Customer loans, often known as installment loans, are comparable to payday advances for the reason that they’ve been typically smaller loans that are personal

Customer loans, often known as installment loans, are comparable to payday advances for the reason that they’ve been typically smaller loans that are personal

A lot more than 23 million people relied on a minumum of one pay day loan year that is last. On Friday, Sep. 13, California passed legislation that could make loans like these cheaper for residents.

The California State Legislature passed the Fair use of Credit Act, which blocks loan providers from charging much more than 36% on customer loans of $2,500 to $10,000. Formerly, there is no interest cap on loans over $2,500, as well as the states Department of company Oversight found over 1 / 2 of these loans carried yearly portion prices of 100% or higher.

You may get these in many states by walking right into a lenders shop having a ID that is valid evidence of earnings and a bank-account. Real security may well not be needed even. In the past few years, loan providers have also made them available on the internet.

Signature loans were the debt that is fastest-growing among all customers in 2018, larger than automobile financing, charge cards, mortgages and student education loans, based on credit agency Experian. But customer loans may be dangerous, in large component due to the cost. Each year, according to Pew Charitable Trusts about 10 million Americans use installment loans. The costs and interest on these loans soon add up to $10 billion per year.

The Ca Legislature took a historic action today toward curbing predatory lending, Marisabel Torres, Ca policy manager when it comes to Center for Responsible Lending, a nonprofit, stated Friday, incorporating she hopes Governor Gavin Newsom functions quickly and indications this bill into legislation.

Why lawmakers are dealing with risky loans

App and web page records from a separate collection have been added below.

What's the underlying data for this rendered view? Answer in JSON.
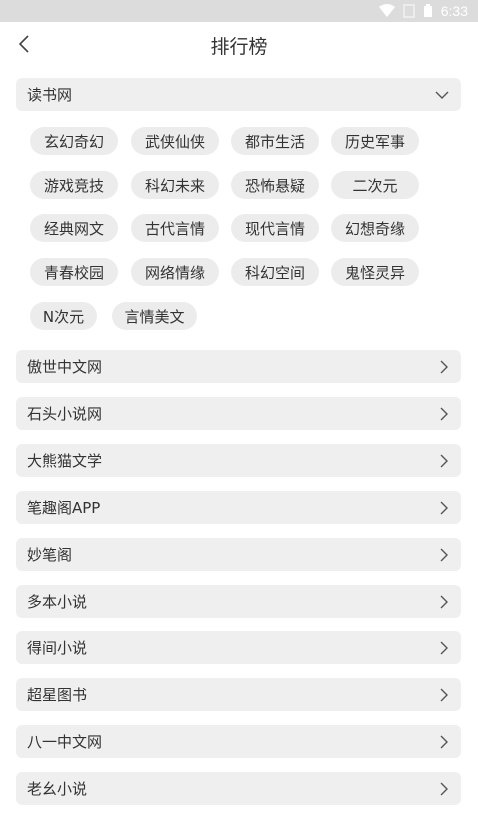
{
  "status": {
    "time": "6:33"
  },
  "header": {
    "title": "排行榜",
    "back_icon": "back-arrow-icon"
  },
  "expanded_section": {
    "label": "读书网",
    "icon": "chevron-down-icon",
    "categories": [
      "玄幻奇幻",
      "武侠仙侠",
      "都市生活",
      "历史军事",
      "游戏竞技",
      "科幻未来",
      "恐怖悬疑",
      "二次元",
      "经典网文",
      "古代言情",
      "现代言情",
      "幻想奇缘",
      "青春校园",
      "网络情缘",
      "科幻空间",
      "鬼怪灵异",
      "N次元",
      "言情美文"
    ]
  },
  "sources": [
    "傲世中文网",
    "石头小说网",
    "大熊猫文学",
    "笔趣阁APP",
    "妙笔阁",
    "多本小说",
    "得间小说",
    "超星图书",
    "八一中文网",
    "老幺小说"
  ],
  "colors": {
    "background": "#ffffff",
    "item_bg": "#efefef",
    "chip_bg": "#ececec",
    "text": "#333333"
  }
}
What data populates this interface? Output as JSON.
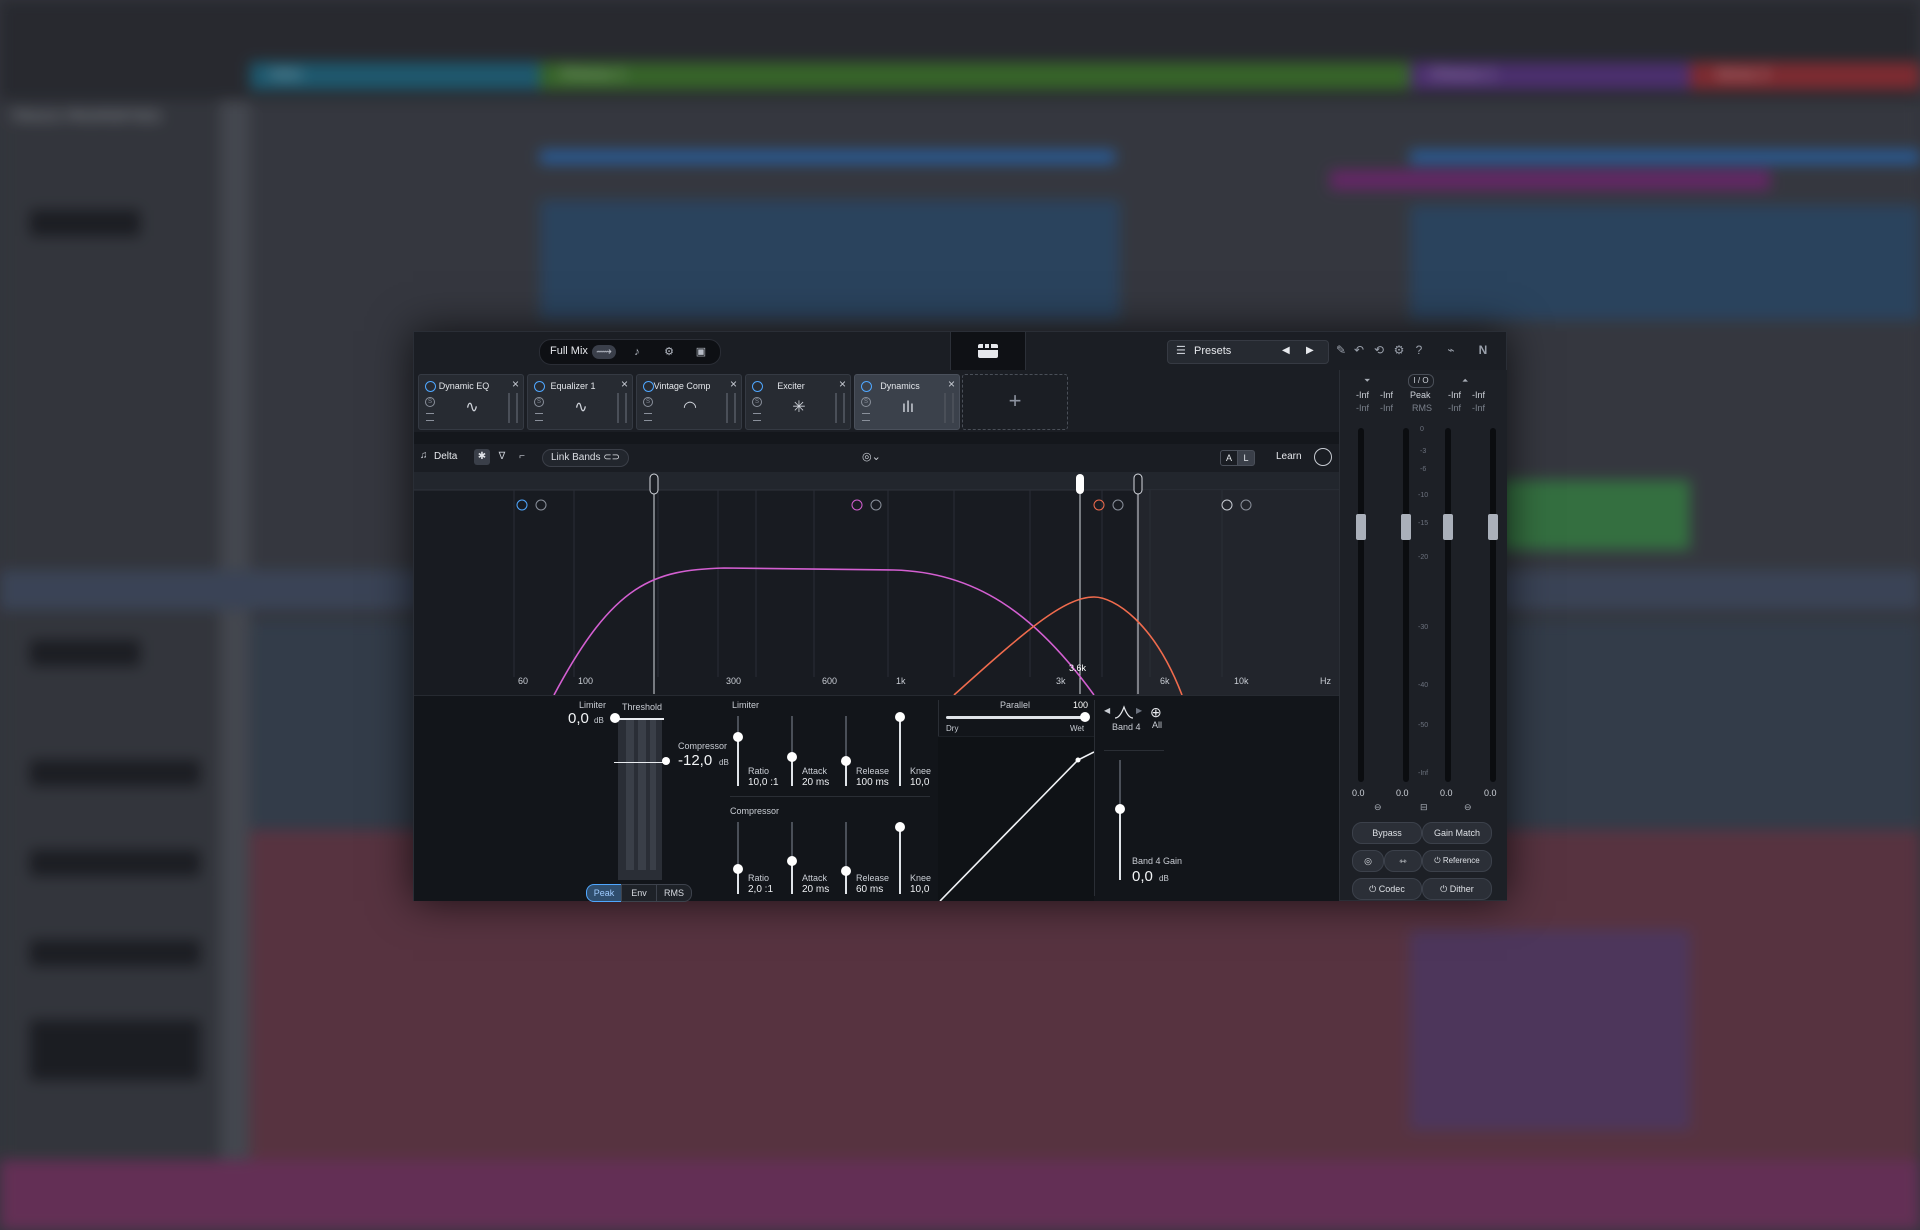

Payday financing and customer loans aren’t a brand new occurrence, and you can find currently federal and state laws and regulations from the books to aid customers. But loans that are payday particular happen a hotly contested problem because the customer Financial Protection Bureau (CFPB), the federal government agency tasked with regulating monetary businesses, stated it planned to revisit Obama-era pay day loan stipulations that needed loan providers to make sure borrowers could repay their loans before issuing payday loans.

That rankled many federal Democratic lawmakers, whom argued the agency isnt upholding its mandate. To such an extent, Democrats on the U.S. home Committee on Financial Services additionally rolled down federal draft legislation in might that, on top of other things, would cap the APR price for payday advances nationwide at 36%, about twice the credit-card APR that is current.

Im maybe not saying for you that most payday loan providers are loan sharks, but a beneficial lots of people are, Rep. Al Green (D-Texas) stated through the might committee hearing from the legislation. They will have found a real option to feast in the bad, the underprivileged and also the folks who are wanting to make it.

Rep. Alexandria Ocasio-Cortez (D-N.Y.) and Sen. Bernie Sanders (D-Vt.) also introduced brand new legislation in might using aim at loans. They jointly released the mortgage Shark Prevention Act, which may cap interest levels on charge cards along with other customer loans, including loans that are payday at 15% nationwide.

That is an issue that is important stated Sanders, that is looking for the 2020 Democratic nomination for President

If you believe Wall Street is disgusting, think of payday lenders. Ocasio-Cortez, meanwhile, stated beneath the present directions, credit card issuers and big banking institutions have check that is blank charge extortion-level interest levels towards the bad.

Pay day loans have traditionally been criticized he said by customer advocates as financial obligation traps, because borrowers often cant pay straight back the loan immediately to get stuck in a cycle of borrowing. The CFPB found that nearly one in four payday loans are re-borrowed nine times or more in research conducted ahead of its rule-making. Pew Charitable Trusts discovered that it can take borrowers approximately five months to cover the loans off — and expenses them on average $520 in finance costs. Thats in addition to the number of the initial loan.

To simply help guarantee borrowers are not getting sucked into debt traps, the CFPB finalized brand new, multi-part pay day loan regulation in 2017 that, on top of other things, required payday lenders to double-check that borrowers could manage to spend their loan back on time by confirming information like earnings, lease as well as education loan repayments.

However the agencys 2019 report on the guideline discovered the capability to cover needs would limit use of credit. The brand new leadership at the agency proposed abandoning these stipulations.